START Source information

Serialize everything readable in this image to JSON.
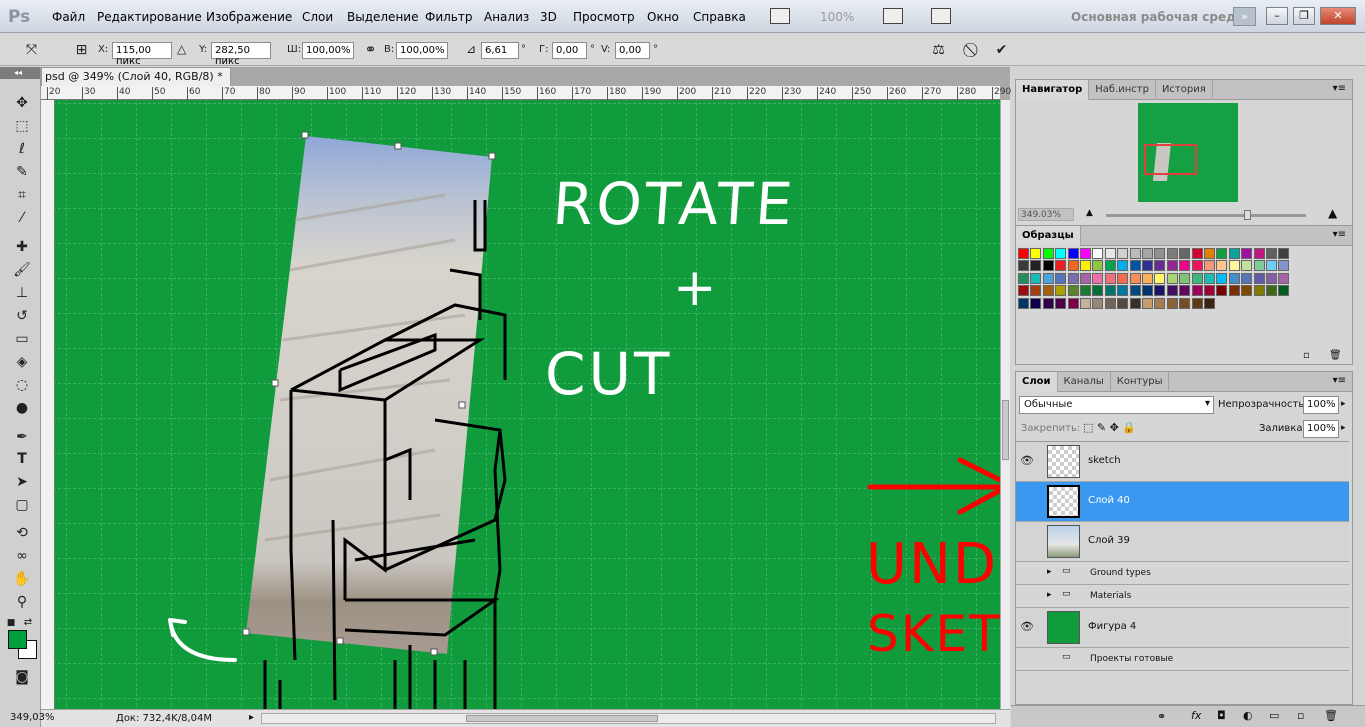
{
  "menu": {
    "logo": "Ps",
    "items": [
      "Файл",
      "Редактирование",
      "Изображение",
      "Слои",
      "Выделение",
      "Фильтр",
      "Анализ",
      "3D",
      "Просмотр",
      "Окно",
      "Справка"
    ],
    "zoom": "100%",
    "workspace": "Основная рабочая среда"
  },
  "options": {
    "x_label": "X:",
    "x_value": "115,00 пикс",
    "y_label": "Y:",
    "y_value": "282,50 пикс",
    "w_label": "Ш:",
    "w_value": "100,00%",
    "h_label": "В:",
    "h_value": "100,00%",
    "angle_value": "6,61",
    "deg": "°",
    "h_skew_label": "Г:",
    "h_skew_value": "0,00",
    "v_skew_label": "V:",
    "v_skew_value": "0,00"
  },
  "document": {
    "tab_title": "psd @ 349% (Слой 40, RGB/8) *",
    "ruler_ticks": [
      "20",
      "30",
      "40",
      "50",
      "60",
      "70",
      "80",
      "90",
      "100",
      "110",
      "120",
      "130",
      "140",
      "150",
      "160",
      "170",
      "180",
      "190",
      "200",
      "210",
      "220",
      "230",
      "240",
      "250",
      "260",
      "270",
      "280",
      "290"
    ],
    "status_zoom": "349,03%",
    "status_doc": "Док: 732,4K/8,04M",
    "annotation_rotate": "ROTATE",
    "annotation_plus": "+",
    "annotation_cut": "CUT",
    "annotation_under": "UNDER",
    "annotation_sketch": "SKETCH"
  },
  "navigator": {
    "tabs": [
      "Навигатор",
      "Наб.инстр",
      "История"
    ],
    "zoom": "349.03%"
  },
  "swatches": {
    "tab": "Образцы",
    "colors": [
      "#ff0000",
      "#ffff00",
      "#00ff00",
      "#00ffff",
      "#0000ff",
      "#ff00ff",
      "#ffffff",
      "#e6e6e6",
      "#d0d0d0",
      "#bbbbbb",
      "#a6a6a6",
      "#919191",
      "#7c7c7c",
      "#676767",
      "#d00030",
      "#e08000",
      "#10a040",
      "#10a0a0",
      "#a010a0",
      "#c01880",
      "#606060",
      "#404040",
      "#3a3a3a",
      "#222222",
      "#000000",
      "#ee1d24",
      "#f26522",
      "#fff200",
      "#8dc63f",
      "#00a651",
      "#00aeef",
      "#0054a6",
      "#2e3192",
      "#662d91",
      "#92278f",
      "#ec008c",
      "#ed145b",
      "#f7977a",
      "#fdc68a",
      "#fff799",
      "#c4df9b",
      "#82ca9c",
      "#6dcff6",
      "#8393ca",
      "#218f5f",
      "#1cbbb4",
      "#4aa3df",
      "#5674b9",
      "#7b6fb1",
      "#a864a8",
      "#f06eaa",
      "#f26d7d",
      "#f26c4f",
      "#f68e56",
      "#fbaf5d",
      "#fff568",
      "#acd373",
      "#7cc576",
      "#3cb878",
      "#1cbbb4",
      "#00bff3",
      "#448ccb",
      "#5574b9",
      "#605ca8",
      "#855fa8",
      "#a763a8",
      "#9e0b0f",
      "#a0410d",
      "#a36209",
      "#aba000",
      "#598527",
      "#1a7b30",
      "#007236",
      "#00746b",
      "#0076a3",
      "#004a80",
      "#003471",
      "#1b1464",
      "#440e62",
      "#630460",
      "#9e005d",
      "#9e0039",
      "#790000",
      "#7b2e00",
      "#7d4900",
      "#827b00",
      "#406618",
      "#005e20",
      "#003663",
      "#0d004c",
      "#32004b",
      "#4b0049",
      "#7b0046",
      "#c7b299",
      "#998675",
      "#736357",
      "#534741",
      "#37302a",
      "#c69c6d",
      "#a67c52",
      "#8c6239",
      "#754c24",
      "#603913",
      "#3c2415"
    ]
  },
  "layers": {
    "tabs": [
      "Слои",
      "Каналы",
      "Контуры"
    ],
    "blend_mode": "Обычные",
    "opacity_label": "Непрозрачность:",
    "opacity": "100%",
    "lock_label": "Закрепить:",
    "fill_label": "Заливка:",
    "fill": "100%",
    "items": [
      {
        "name": "sketch",
        "kind": "layer"
      },
      {
        "name": "Слой 40",
        "kind": "layer"
      },
      {
        "name": "Слой 39",
        "kind": "layer"
      },
      {
        "name": "Ground types",
        "kind": "group"
      },
      {
        "name": "Materials",
        "kind": "group"
      },
      {
        "name": "Фигура 4",
        "kind": "layer"
      },
      {
        "name": "Проекты готовые",
        "kind": "group"
      }
    ]
  },
  "colors": {
    "canvas_green": "#109c3d",
    "selected_layer": "#3b98f0",
    "annotation_red": "#ff0000"
  }
}
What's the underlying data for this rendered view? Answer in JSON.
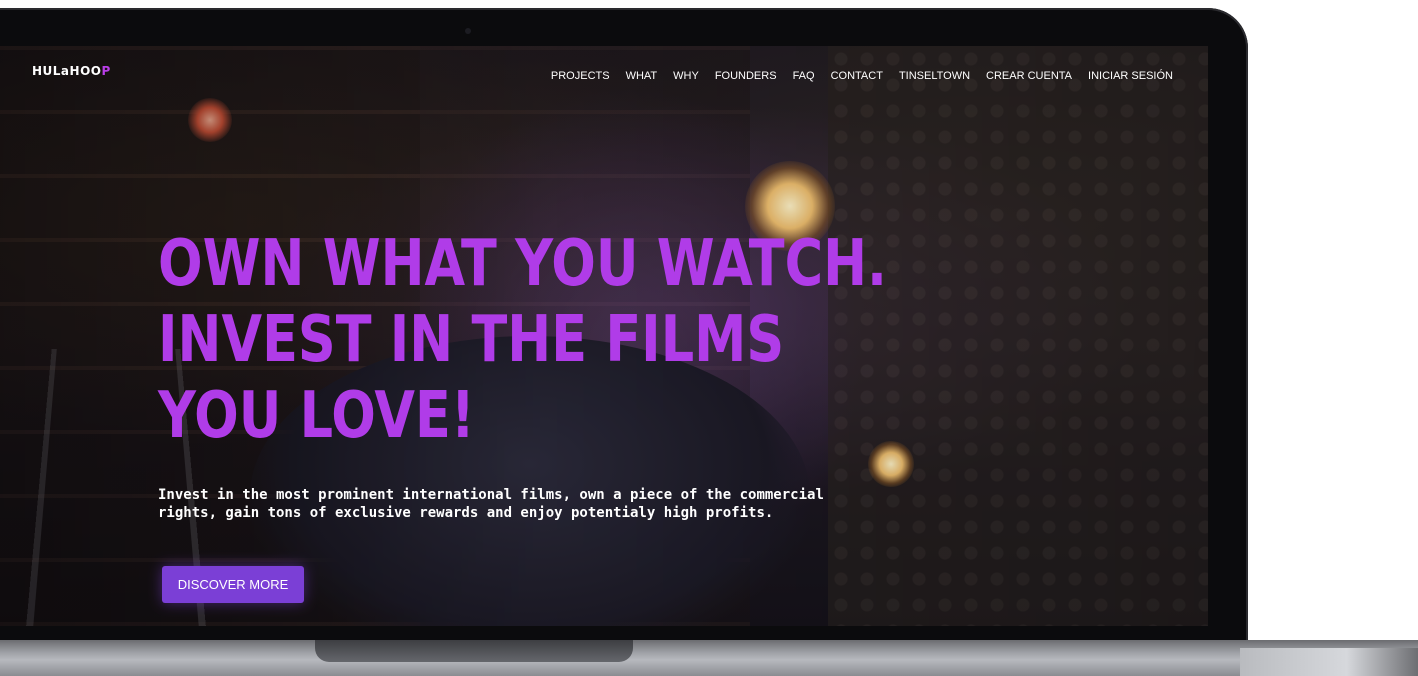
{
  "brand": {
    "logo_main": "HULaHOO",
    "logo_accent": "P"
  },
  "nav": {
    "items": [
      {
        "label": "PROJECTS"
      },
      {
        "label": "WHAT"
      },
      {
        "label": "WHY"
      },
      {
        "label": "FOUNDERS"
      },
      {
        "label": "FAQ"
      },
      {
        "label": "CONTACT"
      },
      {
        "label": "TINSELTOWN"
      },
      {
        "label": "CREAR CUENTA"
      },
      {
        "label": "INICIAR SESIÓN"
      }
    ]
  },
  "hero": {
    "title_lines": [
      "OWN WHAT YOU WATCH.",
      "INVEST IN THE FILMS",
      "YOU LOVE!"
    ],
    "subtitle": "Invest in the most prominent international films, own a piece of the commercial rights, gain tons of exclusive rewards and enjoy potentialy high profits.",
    "cta_label": "DISCOVER MORE"
  },
  "colors": {
    "accent_title": "#b03ce8",
    "button": "#7b3fd6",
    "logo_accent": "#b93ee8"
  }
}
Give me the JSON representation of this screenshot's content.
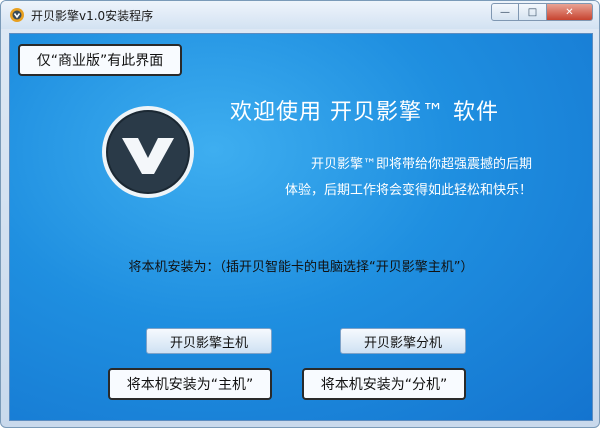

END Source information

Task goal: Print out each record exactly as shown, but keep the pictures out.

Written answer:
Serialize everything readable in this image to JSON.
{
  "menu": {
    "logo": "Ps",
    "items": [
      "Файл",
      "Редактирование",
      "Изображение",
      "Слои",
      "Выделение",
      "Фильтр",
      "Анализ",
      "3D",
      "Просмотр",
      "Окно",
      "Справка"
    ],
    "zoom": "100%",
    "workspace": "Основная рабочая среда"
  },
  "options": {
    "x_label": "X:",
    "x_value": "115,00 пикс",
    "y_label": "Y:",
    "y_value": "282,50 пикс",
    "w_label": "Ш:",
    "w_value": "100,00%",
    "h_label": "В:",
    "h_value": "100,00%",
    "angle_value": "6,61",
    "deg": "°",
    "h_skew_label": "Г:",
    "h_skew_value": "0,00",
    "v_skew_label": "V:",
    "v_skew_value": "0,00"
  },
  "document": {
    "tab_title": "psd @ 349% (Слой 40, RGB/8) *",
    "ruler_ticks": [
      "20",
      "30",
      "40",
      "50",
      "60",
      "70",
      "80",
      "90",
      "100",
      "110",
      "120",
      "130",
      "140",
      "150",
      "160",
      "170",
      "180",
      "190",
      "200",
      "210",
      "220",
      "230",
      "240",
      "250",
      "260",
      "270",
      "280",
      "290"
    ],
    "status_zoom": "349,03%",
    "status_doc": "Док: 732,4K/8,04M",
    "annotation_rotate": "ROTATE",
    "annotation_plus": "+",
    "annotation_cut": "CUT",
    "annotation_under": "UNDER",
    "annotation_sketch": "SKETCH"
  },
  "navigator": {
    "tabs": [
      "Навигатор",
      "Наб.инстр",
      "История"
    ],
    "zoom": "349.03%"
  },
  "swatches": {
    "tab": "Образцы",
    "colors": [
      "#ff0000",
      "#ffff00",
      "#00ff00",
      "#00ffff",
      "#0000ff",
      "#ff00ff",
      "#ffffff",
      "#e6e6e6",
      "#d0d0d0",
      "#bbbbbb",
      "#a6a6a6",
      "#919191",
      "#7c7c7c",
      "#676767",
      "#d00030",
      "#e08000",
      "#10a040",
      "#10a0a0",
      "#a010a0",
      "#c01880",
      "#606060",
      "#404040",
      "#3a3a3a",
      "#222222",
      "#000000",
      "#ee1d24",
      "#f26522",
      "#fff200",
      "#8dc63f",
      "#00a651",
      "#00aeef",
      "#0054a6",
      "#2e3192",
      "#662d91",
      "#92278f",
      "#ec008c",
      "#ed145b",
      "#f7977a",
      "#fdc68a",
      "#fff799",
      "#c4df9b",
      "#82ca9c",
      "#6dcff6",
      "#8393ca",
      "#218f5f",
      "#1cbbb4",
      "#4aa3df",
      "#5674b9",
      "#7b6fb1",
      "#a864a8",
      "#f06eaa",
      "#f26d7d",
      "#f26c4f",
      "#f68e56",
      "#fbaf5d",
      "#fff568",
      "#acd373",
      "#7cc576",
      "#3cb878",
      "#1cbbb4",
      "#00bff3",
      "#448ccb",
      "#5574b9",
      "#605ca8",
      "#855fa8",
      "#a763a8",
      "#9e0b0f",
      "#a0410d",
      "#a36209",
      "#aba000",
      "#598527",
      "#1a7b30",
      "#007236",
      "#00746b",
      "#0076a3",
      "#004a80",
      "#003471",
      "#1b1464",
      "#440e62",
      "#630460",
      "#9e005d",
      "#9e0039",
      "#790000",
      "#7b2e00",
      "#7d4900",
      "#827b00",
      "#406618",
      "#005e20",
      "#003663",
      "#0d004c",
      "#32004b",
      "#4b0049",
      "#7b0046",
      "#c7b299",
      "#998675",
      "#736357",
      "#534741",
      "#37302a",
      "#c69c6d",
      "#a67c52",
      "#8c6239",
      "#754c24",
      "#603913",
      "#3c2415"
    ]
  },
  "layers": {
    "tabs": [
      "Слои",
      "Каналы",
      "Контуры"
    ],
    "blend_mode": "Обычные",
    "opacity_label": "Непрозрачность:",
    "opacity": "100%",
    "lock_label": "Закрепить:",
    "fill_label": "Заливка:",
    "fill": "100%",
    "items": [
      {
        "name": "sketch",
        "kind": "layer"
      },
      {
        "name": "Слой 40",
        "kind": "layer"
      },
      {
        "name": "Слой 39",
        "kind": "layer"
      },
      {
        "name": "Ground types",
        "kind": "group"
      },
      {
        "name": "Materials",
        "kind": "group"
      },
      {
        "name": "Фигура 4",
        "kind": "layer"
      },
      {
        "name": "Проекты готовые",
        "kind": "group"
      }
    ]
  },
  "colors": {
    "canvas_green": "#109c3d",
    "selected_layer": "#3b98f0",
    "annotation_red": "#ff0000"
  }
}
What's the underlying data for this rendered view? Answer in JSON.
{
  "brand": {
    "logo_main": "HULaHOO",
    "logo_accent": "P"
  },
  "nav": {
    "items": [
      {
        "label": "PROJECTS"
      },
      {
        "label": "WHAT"
      },
      {
        "label": "WHY"
      },
      {
        "label": "FOUNDERS"
      },
      {
        "label": "FAQ"
      },
      {
        "label": "CONTACT"
      },
      {
        "label": "TINSELTOWN"
      },
      {
        "label": "CREAR CUENTA"
      },
      {
        "label": "INICIAR SESIÓN"
      }
    ]
  },
  "hero": {
    "title_lines": [
      "OWN WHAT YOU WATCH.",
      "INVEST IN THE FILMS",
      "YOU LOVE!"
    ],
    "subtitle": "Invest in the most prominent international films, own a piece of the commercial rights, gain tons of exclusive rewards and enjoy potentialy high profits.",
    "cta_label": "DISCOVER MORE"
  },
  "colors": {
    "accent_title": "#b03ce8",
    "button": "#7b3fd6",
    "logo_accent": "#b93ee8"
  }
}
Give me the JSON representation of this screenshot's content.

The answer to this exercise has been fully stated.